Across the whole listing, state how many lines include "this". Add nothing to that number.

· · · · · · ·

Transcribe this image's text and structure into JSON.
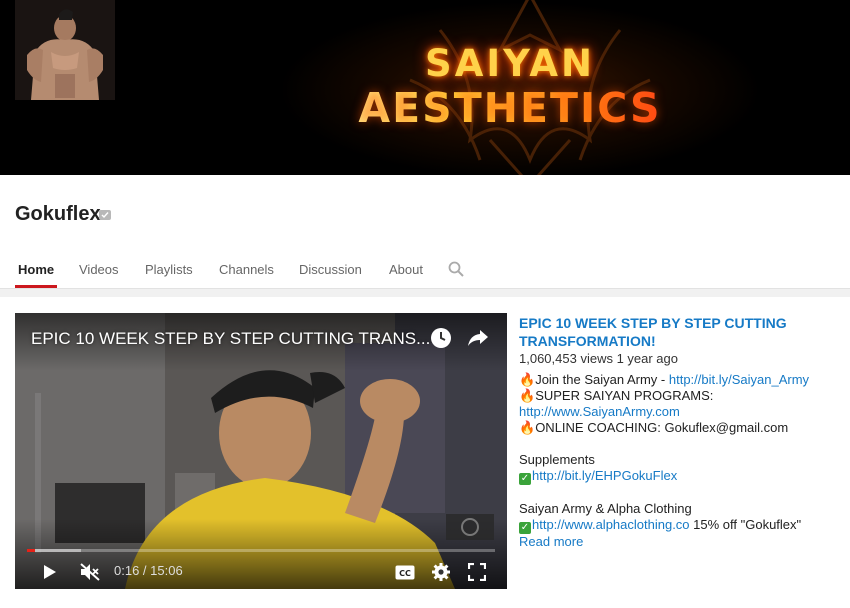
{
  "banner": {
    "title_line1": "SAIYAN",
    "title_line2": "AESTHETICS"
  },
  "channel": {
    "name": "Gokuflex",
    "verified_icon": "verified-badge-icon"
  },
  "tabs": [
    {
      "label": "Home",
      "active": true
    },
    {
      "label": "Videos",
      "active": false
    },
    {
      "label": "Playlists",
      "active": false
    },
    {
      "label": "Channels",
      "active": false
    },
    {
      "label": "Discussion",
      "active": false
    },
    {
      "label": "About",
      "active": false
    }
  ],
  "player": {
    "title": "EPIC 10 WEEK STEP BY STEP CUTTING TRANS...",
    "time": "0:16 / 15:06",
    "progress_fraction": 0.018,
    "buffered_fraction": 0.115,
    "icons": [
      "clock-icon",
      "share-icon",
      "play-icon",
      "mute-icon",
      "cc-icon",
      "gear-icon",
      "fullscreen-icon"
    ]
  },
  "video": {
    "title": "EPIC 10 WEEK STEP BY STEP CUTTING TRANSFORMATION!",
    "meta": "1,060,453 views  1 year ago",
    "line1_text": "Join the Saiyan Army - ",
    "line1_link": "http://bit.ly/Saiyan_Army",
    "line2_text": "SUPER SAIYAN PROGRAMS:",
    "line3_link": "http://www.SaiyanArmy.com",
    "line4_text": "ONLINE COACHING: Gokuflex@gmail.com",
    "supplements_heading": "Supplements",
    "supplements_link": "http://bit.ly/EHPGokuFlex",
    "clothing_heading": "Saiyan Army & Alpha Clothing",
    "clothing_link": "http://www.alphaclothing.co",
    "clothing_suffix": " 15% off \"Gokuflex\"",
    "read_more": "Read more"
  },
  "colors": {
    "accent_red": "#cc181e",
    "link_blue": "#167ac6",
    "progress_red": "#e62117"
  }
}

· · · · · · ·

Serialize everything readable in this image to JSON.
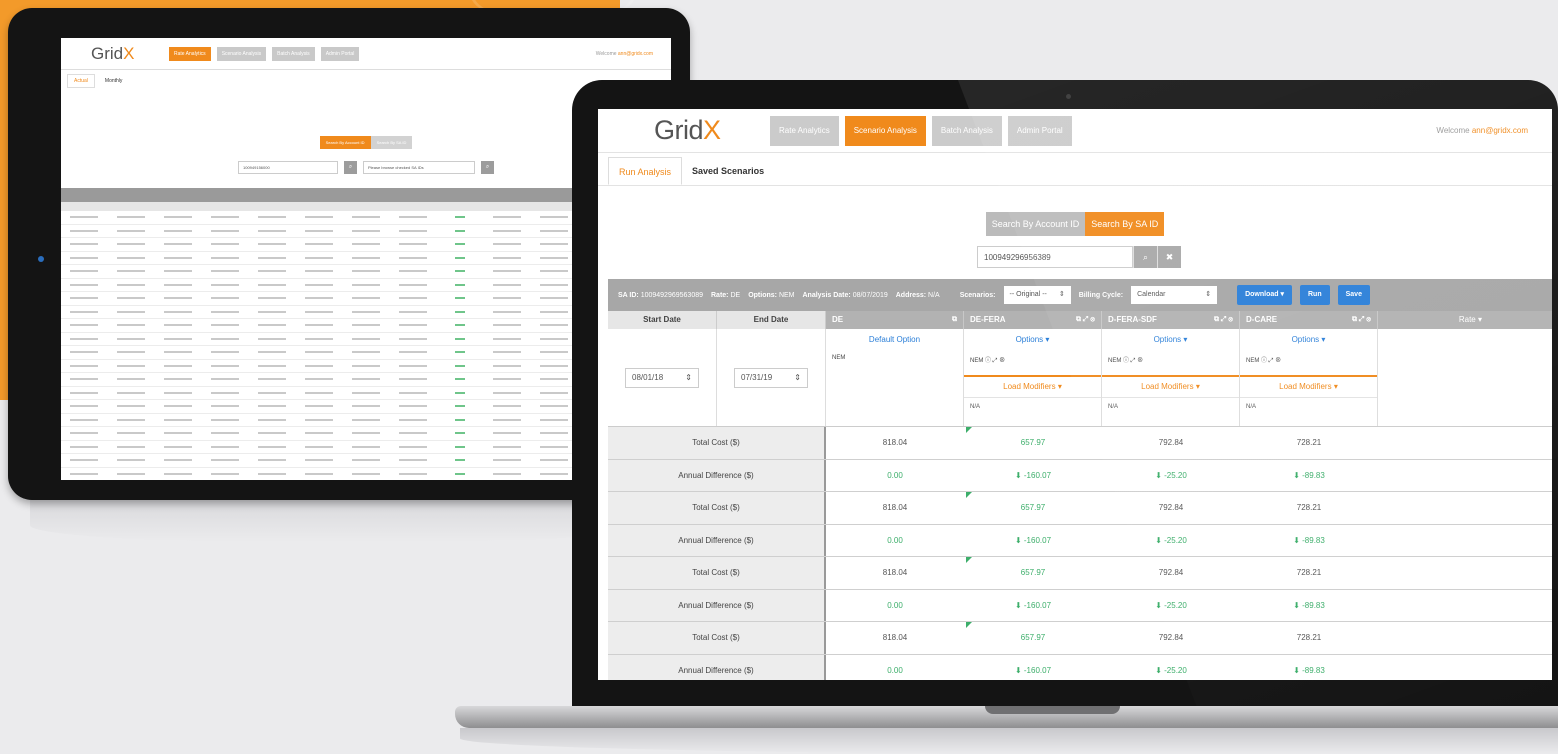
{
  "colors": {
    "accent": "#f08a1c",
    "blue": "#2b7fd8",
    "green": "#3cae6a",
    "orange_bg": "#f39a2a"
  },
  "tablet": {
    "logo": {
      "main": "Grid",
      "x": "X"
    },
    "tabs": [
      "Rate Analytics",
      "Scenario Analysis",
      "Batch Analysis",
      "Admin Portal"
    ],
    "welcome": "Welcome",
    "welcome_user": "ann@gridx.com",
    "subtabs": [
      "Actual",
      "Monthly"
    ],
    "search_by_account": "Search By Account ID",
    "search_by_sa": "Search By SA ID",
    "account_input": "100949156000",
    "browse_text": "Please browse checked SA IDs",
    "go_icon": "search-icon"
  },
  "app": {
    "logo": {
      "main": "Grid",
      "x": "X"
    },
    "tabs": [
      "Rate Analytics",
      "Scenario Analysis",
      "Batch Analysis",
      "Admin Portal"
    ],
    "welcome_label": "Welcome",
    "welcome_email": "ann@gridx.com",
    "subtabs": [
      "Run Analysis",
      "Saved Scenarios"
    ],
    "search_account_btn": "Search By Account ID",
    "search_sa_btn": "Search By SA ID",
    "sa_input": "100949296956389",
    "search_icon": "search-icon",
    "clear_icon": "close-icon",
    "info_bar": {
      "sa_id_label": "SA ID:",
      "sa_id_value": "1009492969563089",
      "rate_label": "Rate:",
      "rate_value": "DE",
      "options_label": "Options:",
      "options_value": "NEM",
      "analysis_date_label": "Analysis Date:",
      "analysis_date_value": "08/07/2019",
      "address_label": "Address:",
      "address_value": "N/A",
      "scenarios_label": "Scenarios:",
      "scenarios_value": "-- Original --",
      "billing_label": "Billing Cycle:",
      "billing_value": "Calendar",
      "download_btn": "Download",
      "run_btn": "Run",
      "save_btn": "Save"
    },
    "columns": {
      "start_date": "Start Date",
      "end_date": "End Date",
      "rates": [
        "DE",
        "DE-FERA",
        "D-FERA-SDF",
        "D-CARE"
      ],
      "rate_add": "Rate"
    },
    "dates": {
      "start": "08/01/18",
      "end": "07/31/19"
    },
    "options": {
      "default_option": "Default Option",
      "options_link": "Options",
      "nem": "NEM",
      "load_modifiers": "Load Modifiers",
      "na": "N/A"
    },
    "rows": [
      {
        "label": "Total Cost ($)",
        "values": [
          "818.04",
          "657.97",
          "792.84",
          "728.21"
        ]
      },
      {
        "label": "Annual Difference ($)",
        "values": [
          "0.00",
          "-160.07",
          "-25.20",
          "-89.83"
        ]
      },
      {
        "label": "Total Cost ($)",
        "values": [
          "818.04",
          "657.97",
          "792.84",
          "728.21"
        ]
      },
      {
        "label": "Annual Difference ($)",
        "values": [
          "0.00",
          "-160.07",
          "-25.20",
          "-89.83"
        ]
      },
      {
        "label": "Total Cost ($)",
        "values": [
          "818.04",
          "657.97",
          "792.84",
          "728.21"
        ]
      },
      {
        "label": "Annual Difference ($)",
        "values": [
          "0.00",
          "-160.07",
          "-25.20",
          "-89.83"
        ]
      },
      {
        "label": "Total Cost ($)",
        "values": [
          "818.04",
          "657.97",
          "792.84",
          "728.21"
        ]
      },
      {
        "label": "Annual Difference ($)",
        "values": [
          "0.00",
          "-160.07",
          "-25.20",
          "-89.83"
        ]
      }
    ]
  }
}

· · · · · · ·

- [WRITTEN SOLUTION]: 2